From The Cripplegate, with permission. By Jordan Standridge
Let me tell you about a gospel conversation I had recently that left an impression on my heart.
Tim was a very polite guy.
He was cordial and respectful. He listened carefully and was obviously raised well by his parents. He was well dressed and was very articulate. Tim was also very religious.
I start off every conversation with the same question I ask everyone, “If it applies, what are two reasons you stopped going to church?” Tim answered that he goes to Catholic mass every week.
So I asked him my second question, “Coming from a Catholic perspective, what would you say the gospel is?” He said it was the Bible. When I asked him what the “good news” of the gospel was, he said that it was the possibility to live a better life and to go to Heaven.
So I asked him a third question, and I let him know that I ask this question in order to really get to the heart of what someone believes about how they are going to Heaven. I asked him, “If you were to die tonight, and were to stand before God, and He were to ask you why should I let you into Heaven? What would you say?” He thought about it for a few seconds and said, “I don’t think I’d say anything. I would expect the Lord to know whether I deserve Heaven or not.”

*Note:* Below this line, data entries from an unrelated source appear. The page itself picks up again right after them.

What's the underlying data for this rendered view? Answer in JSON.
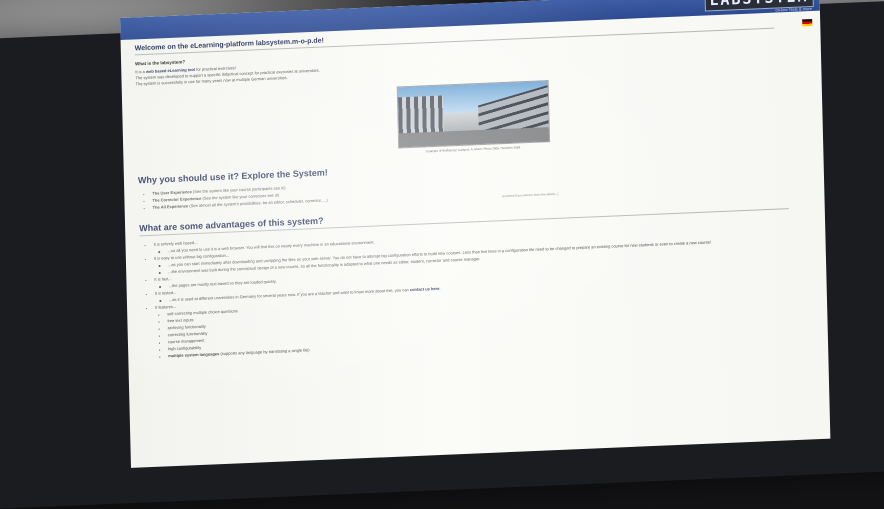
{
  "site": {
    "logo_text": "LABSYSTEM",
    "logo_subtitle": "on-line Tests & more",
    "language_flag": "de-flag"
  },
  "welcome": {
    "title": "Welcome on the eLearning-platform labsystem.m-o-p.de!",
    "what_heading": "What is the labsystem?",
    "intro_prefix": "It is a ",
    "intro_highlight": "web based eLearning tool",
    "intro_suffix": " for practical exercises!",
    "line2": "The system was developed to support a specific didactical concept for practical exercises at universities.",
    "line3": "The system is successfully in use for many years now at multiple German universities.",
    "photo_caption": "Example of Wolfsburg / Campus, A. Mohn: Photo 2005 / Summer 2006"
  },
  "why": {
    "heading": "Why you should use it? Explore the System!",
    "items": [
      {
        "label": "The User Experience",
        "rest": " (See the system like your course participants see it!)"
      },
      {
        "label": "The Corrector Experience",
        "rest": " (See the system like your correctors see it!)"
      },
      {
        "label": "The All Experience",
        "rest": " (See almost all the system's possibilities: be an editor, scheduler, corrector, ...)"
      }
    ],
    "tour_link": "(a tutorial if you want to learn the details...)"
  },
  "advantages": {
    "heading": "What are some advantages of this system?",
    "items": [
      {
        "text": "It is entirely web based...",
        "sub": [
          "...so all you need to use it is a web browser. You will find this on nearly every machine in an educational environment."
        ]
      },
      {
        "text": "It is easy to use without big configuration...",
        "sub": [
          "...as you can start immediately after downloading and unzipping the files on your web server. You do not have to attempt big configuration efforts to build new courses. Less than five lines in a configuration file need to be changed to prepare an existing course for new students or even to create a new course!",
          "...the environment was built during the conceptual design of a new course, so all the functionality is adapted to what one needs as editor, student, corrector and course manager."
        ]
      },
      {
        "text": "It is fast...",
        "sub": [
          "...the pages are mostly text based so they are loaded quickly."
        ]
      },
      {
        "text": "It is tested...",
        "sub_prefix": "...as it is used at different universities in Germany for several years now. If you are a teacher and want to know more about this, you can ",
        "sub_link": "contact us here",
        "sub_suffix": "."
      },
      {
        "text": "It features...",
        "features": [
          "self correcting multiple choice questions",
          "free text inputs",
          "archiving functionality",
          "correcting functionality",
          "course management",
          "high configurability"
        ],
        "last_feature_bold": "multiple system languages",
        "last_feature_rest": " (supports any language by translating a single file)"
      }
    ]
  }
}
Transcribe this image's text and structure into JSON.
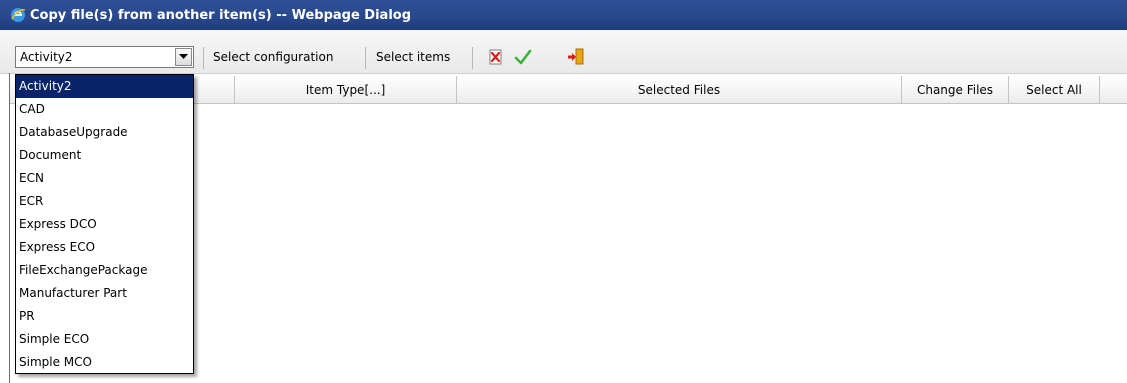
{
  "window": {
    "title": "Copy file(s) from another item(s) -- Webpage Dialog",
    "icon": "internet-explorer-icon"
  },
  "toolbar": {
    "item_type_select": {
      "value": "Activity2"
    },
    "select_configuration_label": "Select configuration",
    "select_items_label": "Select items",
    "icons": [
      "clear-icon",
      "checkmark-icon",
      "exit-icon"
    ]
  },
  "grid": {
    "columns": [
      "",
      "Item Type[...]",
      "Selected Files",
      "Change Files",
      "Select All"
    ]
  },
  "dropdown": {
    "options": [
      "Activity2",
      "CAD",
      "DatabaseUpgrade",
      "Document",
      "ECN",
      "ECR",
      "Express DCO",
      "Express ECO",
      "FileExchangePackage",
      "Manufacturer Part",
      "PR",
      "Simple ECO",
      "Simple MCO"
    ],
    "selected": "Activity2"
  },
  "colors": {
    "titlebar": "#2a4a8f",
    "selection": "#0a246a"
  }
}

They stopped believing in God. They saw a disconnect between what Catholics say and what they do. They disagreed with the church’s stance on social issues such as homosexuality and birth control. They are the growing numbers of young Catholics leaving the church — the focus of a new national study to examine why they’re departing and where they’re landing. It’s an issue that worries church leaders across the country.
“The Way” began in Spain in 1964, but got the Vatican’s imprimatur only in 2008 under Pope Benedict XVI. It now claims more than one million adherents in 6,000 parishes worldwide, making it one of the “most important in a galaxy of new movements and associations” within Roman Catholicism. Crux